_EXERCISE_
The records below must be retyped exactly.

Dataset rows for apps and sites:
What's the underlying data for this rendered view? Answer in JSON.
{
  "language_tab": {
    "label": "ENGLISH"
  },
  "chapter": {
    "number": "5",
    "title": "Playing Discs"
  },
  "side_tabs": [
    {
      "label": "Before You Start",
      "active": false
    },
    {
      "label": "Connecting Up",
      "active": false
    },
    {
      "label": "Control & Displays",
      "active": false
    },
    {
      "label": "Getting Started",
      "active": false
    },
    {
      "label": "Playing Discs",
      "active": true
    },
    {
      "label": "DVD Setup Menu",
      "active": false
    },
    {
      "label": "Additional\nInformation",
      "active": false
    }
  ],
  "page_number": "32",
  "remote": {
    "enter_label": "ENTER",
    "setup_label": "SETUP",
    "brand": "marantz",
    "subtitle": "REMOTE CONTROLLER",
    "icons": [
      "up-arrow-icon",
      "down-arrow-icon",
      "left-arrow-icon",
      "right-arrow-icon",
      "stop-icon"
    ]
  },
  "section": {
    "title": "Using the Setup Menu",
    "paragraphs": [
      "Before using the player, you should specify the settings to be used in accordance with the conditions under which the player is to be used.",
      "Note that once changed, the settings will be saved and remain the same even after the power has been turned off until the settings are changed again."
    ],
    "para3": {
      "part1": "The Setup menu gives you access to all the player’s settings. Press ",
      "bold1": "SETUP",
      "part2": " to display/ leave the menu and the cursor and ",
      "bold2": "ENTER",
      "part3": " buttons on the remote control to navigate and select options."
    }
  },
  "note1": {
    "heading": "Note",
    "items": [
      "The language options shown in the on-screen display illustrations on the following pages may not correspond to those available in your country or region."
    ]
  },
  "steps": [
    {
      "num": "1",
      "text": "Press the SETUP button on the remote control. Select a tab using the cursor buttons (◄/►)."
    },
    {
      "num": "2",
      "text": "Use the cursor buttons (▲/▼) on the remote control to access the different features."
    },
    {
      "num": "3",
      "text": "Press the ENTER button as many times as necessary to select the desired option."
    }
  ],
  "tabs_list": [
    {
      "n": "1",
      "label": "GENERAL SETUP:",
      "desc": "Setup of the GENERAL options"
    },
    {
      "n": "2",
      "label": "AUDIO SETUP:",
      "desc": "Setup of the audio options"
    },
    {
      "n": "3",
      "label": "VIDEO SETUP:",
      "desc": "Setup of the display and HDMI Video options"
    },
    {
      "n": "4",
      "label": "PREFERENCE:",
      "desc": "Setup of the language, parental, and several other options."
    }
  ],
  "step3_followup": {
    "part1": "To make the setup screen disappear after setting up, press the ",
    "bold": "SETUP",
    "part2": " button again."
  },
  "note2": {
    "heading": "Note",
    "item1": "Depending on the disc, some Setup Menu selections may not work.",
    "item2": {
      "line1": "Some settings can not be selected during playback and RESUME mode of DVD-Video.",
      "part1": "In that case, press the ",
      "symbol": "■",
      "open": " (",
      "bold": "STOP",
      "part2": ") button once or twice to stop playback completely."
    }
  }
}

_EXPECTED ANSWER_
What's the underlying data for this rendered view? Answer in JSON.
{
  "language_tab": {
    "label": "ENGLISH"
  },
  "chapter": {
    "number": "5",
    "title": "Playing Discs"
  },
  "side_tabs": [
    {
      "label": "Before You Start",
      "active": false
    },
    {
      "label": "Connecting Up",
      "active": false
    },
    {
      "label": "Control & Displays",
      "active": false
    },
    {
      "label": "Getting Started",
      "active": false
    },
    {
      "label": "Playing Discs",
      "active": true
    },
    {
      "label": "DVD Setup Menu",
      "active": false
    },
    {
      "label": "Additional\nInformation",
      "active": false
    }
  ],
  "page_number": "32",
  "remote": {
    "enter_label": "ENTER",
    "setup_label": "SETUP",
    "brand": "marantz",
    "subtitle": "REMOTE CONTROLLER",
    "icons": [
      "up-arrow-icon",
      "down-arrow-icon",
      "left-arrow-icon",
      "right-arrow-icon",
      "stop-icon"
    ]
  },
  "section": {
    "title": "Using the Setup Menu",
    "paragraphs": [
      "Before using the player, you should specify the settings to be used in accordance with the conditions under which the player is to be used.",
      "Note that once changed, the settings will be saved and remain the same even after the power has been turned off until the settings are changed again."
    ],
    "para3": {
      "part1": "The Setup menu gives you access to all the player’s settings. Press ",
      "bold1": "SETUP",
      "part2": " to display/ leave the menu and the cursor and ",
      "bold2": "ENTER",
      "part3": " buttons on the remote control to navigate and select options."
    }
  },
  "note1": {
    "heading": "Note",
    "items": [
      "The language options shown in the on-screen display illustrations on the following pages may not correspond to those available in your country or region."
    ]
  },
  "steps": [
    {
      "num": "1",
      "text": "Press the SETUP button on the remote control. Select a tab using the cursor buttons (◄/►)."
    },
    {
      "num": "2",
      "text": "Use the cursor buttons (▲/▼) on the remote control to access the different features."
    },
    {
      "num": "3",
      "text": "Press the ENTER button as many times as necessary to select the desired option."
    }
  ],
  "tabs_list": [
    {
      "n": "1",
      "label": "GENERAL SETUP:",
      "desc": "Setup of the GENERAL options"
    },
    {
      "n": "2",
      "label": "AUDIO SETUP:",
      "desc": "Setup of the audio options"
    },
    {
      "n": "3",
      "label": "VIDEO SETUP:",
      "desc": "Setup of the display and HDMI Video options"
    },
    {
      "n": "4",
      "label": "PREFERENCE:",
      "desc": "Setup of the language, parental, and several other options."
    }
  ],
  "step3_followup": {
    "part1": "To make the setup screen disappear after setting up, press the ",
    "bold": "SETUP",
    "part2": " button again."
  },
  "note2": {
    "heading": "Note",
    "item1": "Depending on the disc, some Setup Menu selections may not work.",
    "item2": {
      "line1": "Some settings can not be selected during playback and RESUME mode of DVD-Video.",
      "part1": "In that case, press the ",
      "symbol": "■",
      "open": " (",
      "bold": "STOP",
      "part2": ") button once or twice to stop playback completely."
    }
  }
}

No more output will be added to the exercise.